[Dataset rows describing interfaces]
- Opening Delimiter -
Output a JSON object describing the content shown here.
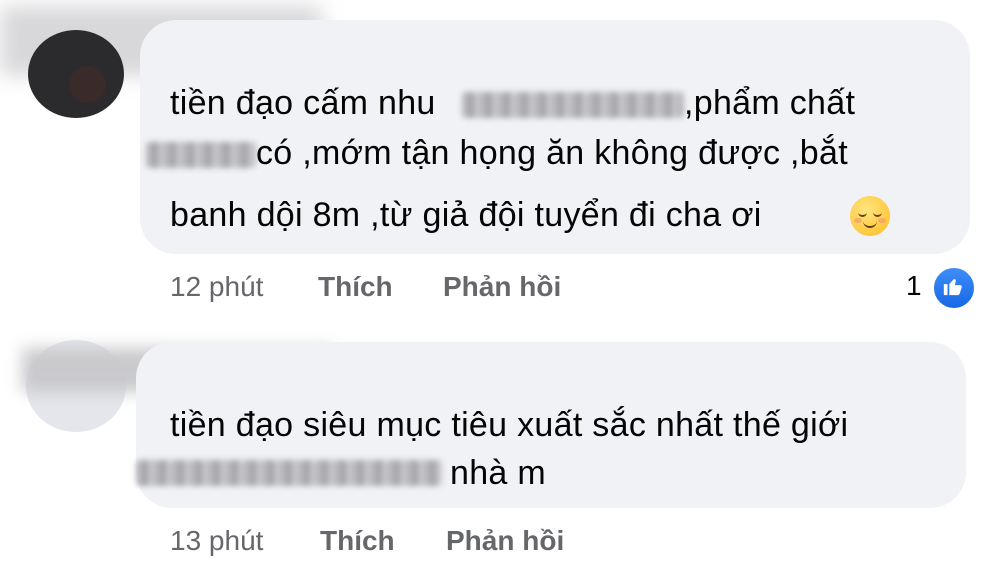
{
  "comments": [
    {
      "lines": [
        [
          "tiền đạo cấm nhu",
          ",phẩm chất"
        ],
        [
          "có ,mớm tận họng ăn không được ,bắt"
        ],
        [
          "banh dội 8m ,từ giả đội tuyển đi cha ơi"
        ]
      ],
      "emoji": "relieved-face",
      "time": "12 phút",
      "like_label": "Thích",
      "reply_label": "Phản hồi",
      "reaction_count": "1"
    },
    {
      "lines": [
        [
          "tiền đạo siêu mục tiêu xuất sắc nhất thế giới"
        ],
        [
          "nhà m"
        ]
      ],
      "time": "13 phút",
      "like_label": "Thích",
      "reply_label": "Phản hồi"
    }
  ],
  "colors": {
    "bubble": "#f0f2f5",
    "meta_text": "#65676b",
    "like_blue": "#1877f2"
  },
  "icons": [
    "like-reaction-icon",
    "relieved-face-emoji"
  ]
}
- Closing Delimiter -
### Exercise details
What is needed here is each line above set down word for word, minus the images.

### Your solution
Output a JSON object describing the content shown here.
{
  "comments": [
    {
      "lines": [
        [
          "tiền đạo cấm nhu",
          ",phẩm chất"
        ],
        [
          "có ,mớm tận họng ăn không được ,bắt"
        ],
        [
          "banh dội 8m ,từ giả đội tuyển đi cha ơi"
        ]
      ],
      "emoji": "relieved-face",
      "time": "12 phút",
      "like_label": "Thích",
      "reply_label": "Phản hồi",
      "reaction_count": "1"
    },
    {
      "lines": [
        [
          "tiền đạo siêu mục tiêu xuất sắc nhất thế giới"
        ],
        [
          "nhà m"
        ]
      ],
      "time": "13 phút",
      "like_label": "Thích",
      "reply_label": "Phản hồi"
    }
  ],
  "colors": {
    "bubble": "#f0f2f5",
    "meta_text": "#65676b",
    "like_blue": "#1877f2"
  },
  "icons": [
    "like-reaction-icon",
    "relieved-face-emoji"
  ]
}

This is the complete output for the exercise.